Whilst the dominion of sin appears, in some quarters, to be spreading to a fearful extent; whilst the destructive promoters of unbelief and of wickedness are using their dreadful exertions to extend their deadly sentiments, and to add to the number of those that shall be lost; it is truly consoling to see, that, in other quarters, there is a good work going on, and that the servants of God are exerting them selves to extend their Master's kingdom, and to be the instruments, in the hands of God, of adding to the number of those that “shall be saved." The number of persons engaged in this good cause, the different opinions as to the best method of promoting it, and the different methods actually adopted for this purpose, all serve to shew that there is an activity and zeal at work, which cannot fail, through the Divine blessing, of producing an important effect.
Persons employed in sea affairs are, by the nature of their engagements, shut out from those opportunities of public worship and instruction, which the Church offers to others; but the spiritual wants of this race of men is now not overlooked by their Christian brethren; and exertions are making, in many of our principal sea-ports, to give these our countrymen the same opportunities as we ourselves enjoy.
A meeting of the Mariner's Church Society was lately held at Liverpool, at which the Mayor presided. From the interesting statements which were there made, it appears that the Society has been the means of producing a very great deal of good. It appears, from the Report, that there is a congregation of about“ eight hundred persons, of whom from five to six hundred are sea-faring men;" that their behaviour is such, that not a single instance has been observed of levity and indecorum, but, on the contrary, the behaviour has been excellent. The Society appears likewise to have in view “ the circulation of Bibles, the institution of schools for the children of seamen, and the discovery of creditable lodging-houses for the resort of seamen themselves." A society like this, calculated to train up a number of persons, who would otherwise be neglected, in habits of public worship according to the doctrines of our national Church, and our truly Christian Liturgy, and encouraged by a Christian Bishop, cannot fail of the good wishes of every one who desires to see the religion of Christ flourishing, and whose
Liverpool Mariner's Church Society. 91 delight it is to bring the ignorant and the careless to a knowledge and a love of the truth. · The Bishop of Chester truly said, “that the Report which had been read furnished ample matter of religious thankfulness and satisfaction to every one who was desirous of setting forth the glory of God, and the best interests of his fellow-creatures.

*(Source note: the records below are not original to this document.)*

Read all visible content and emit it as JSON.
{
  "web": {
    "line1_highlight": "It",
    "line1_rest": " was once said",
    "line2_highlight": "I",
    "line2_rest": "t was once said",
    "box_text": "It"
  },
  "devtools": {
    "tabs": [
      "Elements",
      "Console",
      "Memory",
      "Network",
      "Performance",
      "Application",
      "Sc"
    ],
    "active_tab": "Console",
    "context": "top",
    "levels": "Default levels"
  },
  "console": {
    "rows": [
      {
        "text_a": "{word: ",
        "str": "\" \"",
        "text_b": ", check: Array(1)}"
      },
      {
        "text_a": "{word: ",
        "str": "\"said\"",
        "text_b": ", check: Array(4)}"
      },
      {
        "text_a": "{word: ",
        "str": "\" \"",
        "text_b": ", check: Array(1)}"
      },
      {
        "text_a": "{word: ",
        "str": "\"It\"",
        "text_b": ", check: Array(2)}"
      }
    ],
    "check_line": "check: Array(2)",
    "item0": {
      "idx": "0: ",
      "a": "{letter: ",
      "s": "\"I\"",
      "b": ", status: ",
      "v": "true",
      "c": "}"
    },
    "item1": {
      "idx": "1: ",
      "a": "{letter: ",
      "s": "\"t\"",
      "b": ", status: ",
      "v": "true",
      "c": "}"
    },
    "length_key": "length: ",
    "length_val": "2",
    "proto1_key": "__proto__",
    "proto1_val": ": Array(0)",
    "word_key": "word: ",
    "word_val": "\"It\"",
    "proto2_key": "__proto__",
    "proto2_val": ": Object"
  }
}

The simple statement, that, within the last year, an opportunity of worshipping God in his sanctuary, and of hearing his word faithfully preached, has been afforded every Lord's day to more than six hundred persons, who were before debarred of that privilege, is of itself sufficient to excite our thankfulness; that thankfulness is greatly heightened by the reflexion, that those persons are of that class to whom the restraints and conditions of the Gospel are of peculiar importance, (if indeed there can be any comparison of importance in that which is unspeakably important to us all), and, at the same time, the most diffi, cult of access; and, lastly, our satisfaction receives its fulness and completion, when we reflect that it is our own venerable and (scriptural Church which has wrought this good work, and wrought it, let us be persuaded, under the influence and guidance of that eternal Spirit, who, in proportion as he sanctifies the believer's heart, fills him with a livelier concern for the salvation of his brethren." We have not space to give any thing like a fair notion of the Bishop's excellent speech, but we were truly glad to find his Lordship combating that strange and unchristian assertion, which it appears that some have had the rashness to make, namely, “that a seaman was better without religion.” If it were true that a man could not be a good sailor, and at the same time a good Christian, this would at once prove " that a seaman's occupation was unlawful;" this, says his Lordship, is the severest censure and the most unwarrantable calumny that could be uttered against the character and calling of a seaman. But, says